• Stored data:
*****
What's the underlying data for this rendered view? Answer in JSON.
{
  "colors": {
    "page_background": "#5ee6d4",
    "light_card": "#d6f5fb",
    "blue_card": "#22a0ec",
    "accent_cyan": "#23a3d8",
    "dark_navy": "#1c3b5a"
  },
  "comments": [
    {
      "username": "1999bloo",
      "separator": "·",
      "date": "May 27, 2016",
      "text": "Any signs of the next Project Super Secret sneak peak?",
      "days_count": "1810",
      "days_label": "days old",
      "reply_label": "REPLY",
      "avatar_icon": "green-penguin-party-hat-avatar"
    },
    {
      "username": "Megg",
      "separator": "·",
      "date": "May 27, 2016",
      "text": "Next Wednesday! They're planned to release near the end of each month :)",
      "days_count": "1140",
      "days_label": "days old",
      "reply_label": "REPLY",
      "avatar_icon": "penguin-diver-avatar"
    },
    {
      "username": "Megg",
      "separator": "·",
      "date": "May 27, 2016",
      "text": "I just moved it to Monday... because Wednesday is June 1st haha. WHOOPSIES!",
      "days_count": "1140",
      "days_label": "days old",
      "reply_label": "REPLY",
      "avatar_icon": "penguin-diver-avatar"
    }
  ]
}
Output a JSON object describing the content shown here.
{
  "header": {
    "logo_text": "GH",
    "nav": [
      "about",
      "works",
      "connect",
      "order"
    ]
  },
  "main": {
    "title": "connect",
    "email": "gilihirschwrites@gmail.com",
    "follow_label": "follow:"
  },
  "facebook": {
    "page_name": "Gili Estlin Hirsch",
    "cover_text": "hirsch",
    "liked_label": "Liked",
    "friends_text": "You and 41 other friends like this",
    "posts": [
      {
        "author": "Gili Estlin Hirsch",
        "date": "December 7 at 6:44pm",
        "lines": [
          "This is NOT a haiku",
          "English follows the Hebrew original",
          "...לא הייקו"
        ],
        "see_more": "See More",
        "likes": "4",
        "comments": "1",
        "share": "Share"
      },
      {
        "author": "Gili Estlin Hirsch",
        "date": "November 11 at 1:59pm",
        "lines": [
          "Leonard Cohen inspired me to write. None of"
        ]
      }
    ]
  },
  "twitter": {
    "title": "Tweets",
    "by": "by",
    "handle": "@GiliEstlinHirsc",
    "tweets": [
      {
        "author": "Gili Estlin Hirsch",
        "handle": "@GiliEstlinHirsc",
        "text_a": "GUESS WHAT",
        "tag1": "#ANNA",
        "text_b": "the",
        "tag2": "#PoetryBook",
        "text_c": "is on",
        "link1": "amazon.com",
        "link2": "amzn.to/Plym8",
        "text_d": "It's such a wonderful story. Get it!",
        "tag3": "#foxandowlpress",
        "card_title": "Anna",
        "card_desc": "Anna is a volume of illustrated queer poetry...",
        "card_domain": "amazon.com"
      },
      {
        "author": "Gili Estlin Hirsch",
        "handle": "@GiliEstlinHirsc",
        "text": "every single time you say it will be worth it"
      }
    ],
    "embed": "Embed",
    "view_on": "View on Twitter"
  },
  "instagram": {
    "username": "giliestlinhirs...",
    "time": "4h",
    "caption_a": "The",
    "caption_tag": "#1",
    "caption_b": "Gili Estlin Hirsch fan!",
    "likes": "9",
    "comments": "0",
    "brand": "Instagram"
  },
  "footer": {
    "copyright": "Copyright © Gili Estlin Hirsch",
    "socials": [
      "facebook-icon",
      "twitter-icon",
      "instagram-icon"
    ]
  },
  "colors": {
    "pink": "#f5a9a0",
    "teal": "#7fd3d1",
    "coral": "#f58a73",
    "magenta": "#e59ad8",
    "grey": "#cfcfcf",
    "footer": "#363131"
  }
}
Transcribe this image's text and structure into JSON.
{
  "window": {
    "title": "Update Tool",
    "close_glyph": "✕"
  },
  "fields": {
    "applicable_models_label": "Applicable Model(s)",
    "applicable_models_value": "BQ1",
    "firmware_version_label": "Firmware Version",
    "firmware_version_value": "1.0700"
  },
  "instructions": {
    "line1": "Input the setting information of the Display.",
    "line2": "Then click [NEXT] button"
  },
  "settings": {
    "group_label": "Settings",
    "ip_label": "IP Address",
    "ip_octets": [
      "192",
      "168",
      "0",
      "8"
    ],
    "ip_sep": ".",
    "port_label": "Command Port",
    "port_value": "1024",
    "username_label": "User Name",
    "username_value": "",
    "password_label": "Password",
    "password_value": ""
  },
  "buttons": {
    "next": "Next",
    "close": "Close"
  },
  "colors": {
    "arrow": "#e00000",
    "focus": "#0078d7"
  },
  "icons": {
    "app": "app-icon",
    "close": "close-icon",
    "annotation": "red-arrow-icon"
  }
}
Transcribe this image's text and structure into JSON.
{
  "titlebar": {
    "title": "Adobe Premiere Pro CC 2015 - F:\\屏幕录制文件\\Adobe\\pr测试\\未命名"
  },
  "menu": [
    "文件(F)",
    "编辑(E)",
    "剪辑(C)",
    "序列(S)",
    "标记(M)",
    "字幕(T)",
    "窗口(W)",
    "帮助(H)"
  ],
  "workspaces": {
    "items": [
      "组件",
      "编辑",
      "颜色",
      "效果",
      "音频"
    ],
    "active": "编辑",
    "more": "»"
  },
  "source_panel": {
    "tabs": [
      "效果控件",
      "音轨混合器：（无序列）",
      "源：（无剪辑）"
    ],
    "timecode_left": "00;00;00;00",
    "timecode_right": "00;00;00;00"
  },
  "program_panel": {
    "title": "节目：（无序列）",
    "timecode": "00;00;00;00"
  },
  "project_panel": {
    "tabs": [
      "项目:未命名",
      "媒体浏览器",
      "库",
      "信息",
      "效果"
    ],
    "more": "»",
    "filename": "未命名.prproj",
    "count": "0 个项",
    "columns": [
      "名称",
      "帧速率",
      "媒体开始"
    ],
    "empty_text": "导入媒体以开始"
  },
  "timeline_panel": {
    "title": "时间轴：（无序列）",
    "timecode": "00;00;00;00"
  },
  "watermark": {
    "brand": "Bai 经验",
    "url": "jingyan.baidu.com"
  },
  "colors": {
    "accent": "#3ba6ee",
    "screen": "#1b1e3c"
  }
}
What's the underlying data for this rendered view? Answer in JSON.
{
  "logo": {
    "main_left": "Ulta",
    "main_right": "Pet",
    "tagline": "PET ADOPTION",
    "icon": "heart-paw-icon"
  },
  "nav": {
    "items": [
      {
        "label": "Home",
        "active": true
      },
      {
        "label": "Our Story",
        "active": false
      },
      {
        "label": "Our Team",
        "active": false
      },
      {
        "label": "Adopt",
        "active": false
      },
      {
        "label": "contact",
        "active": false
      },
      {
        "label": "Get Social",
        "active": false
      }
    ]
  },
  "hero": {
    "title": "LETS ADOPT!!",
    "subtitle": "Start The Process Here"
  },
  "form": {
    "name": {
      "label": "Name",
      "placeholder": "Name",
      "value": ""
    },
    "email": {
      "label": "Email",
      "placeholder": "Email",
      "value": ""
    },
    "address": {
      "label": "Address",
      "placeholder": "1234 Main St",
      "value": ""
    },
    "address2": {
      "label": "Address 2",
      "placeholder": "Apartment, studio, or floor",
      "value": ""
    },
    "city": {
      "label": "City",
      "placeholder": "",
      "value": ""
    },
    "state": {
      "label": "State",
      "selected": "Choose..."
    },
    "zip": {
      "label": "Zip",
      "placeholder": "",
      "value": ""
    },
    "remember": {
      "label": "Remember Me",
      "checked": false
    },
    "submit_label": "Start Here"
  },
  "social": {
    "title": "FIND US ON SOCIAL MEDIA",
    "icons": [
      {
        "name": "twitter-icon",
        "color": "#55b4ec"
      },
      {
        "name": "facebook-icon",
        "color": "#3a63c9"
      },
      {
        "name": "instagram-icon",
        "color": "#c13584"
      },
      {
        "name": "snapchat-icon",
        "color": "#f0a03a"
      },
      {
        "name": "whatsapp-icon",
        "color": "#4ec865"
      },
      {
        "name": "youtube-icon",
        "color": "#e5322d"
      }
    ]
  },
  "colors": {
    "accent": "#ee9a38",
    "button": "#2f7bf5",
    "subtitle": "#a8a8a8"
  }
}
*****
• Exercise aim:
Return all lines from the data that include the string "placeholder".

• Written response:
      "placeholder": "Name",
      "placeholder": "Email",
      "placeholder": "1234 Main St",
      "placeholder": "Apartment, studio, or floor",
      "placeholder": "",
      "placeholder": "",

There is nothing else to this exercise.